§ **Task requirements**:
Each line of the listing where "None" appears should be reported.

* * * * *

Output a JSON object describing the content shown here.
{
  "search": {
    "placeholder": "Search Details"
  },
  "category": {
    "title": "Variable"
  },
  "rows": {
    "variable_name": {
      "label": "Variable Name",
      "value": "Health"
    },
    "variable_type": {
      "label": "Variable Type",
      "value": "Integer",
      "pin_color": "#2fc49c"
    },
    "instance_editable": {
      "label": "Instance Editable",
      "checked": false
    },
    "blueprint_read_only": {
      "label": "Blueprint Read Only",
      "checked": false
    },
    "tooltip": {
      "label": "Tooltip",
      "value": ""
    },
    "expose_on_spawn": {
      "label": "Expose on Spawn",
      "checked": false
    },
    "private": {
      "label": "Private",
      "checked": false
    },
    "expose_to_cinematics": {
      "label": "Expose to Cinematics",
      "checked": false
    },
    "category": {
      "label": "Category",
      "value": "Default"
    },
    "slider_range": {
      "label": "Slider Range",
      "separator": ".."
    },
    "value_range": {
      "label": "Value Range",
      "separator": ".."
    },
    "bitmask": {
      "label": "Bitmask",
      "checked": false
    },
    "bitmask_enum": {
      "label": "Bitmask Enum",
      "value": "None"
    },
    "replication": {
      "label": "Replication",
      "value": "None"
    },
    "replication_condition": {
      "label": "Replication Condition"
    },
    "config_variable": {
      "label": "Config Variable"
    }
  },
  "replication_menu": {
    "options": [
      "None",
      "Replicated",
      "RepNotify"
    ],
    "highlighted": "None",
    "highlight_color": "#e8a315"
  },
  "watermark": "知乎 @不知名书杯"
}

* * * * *

§ **Solution below**:
      "value": "None"
      "value": "None"
      "None",
    "highlighted": "None",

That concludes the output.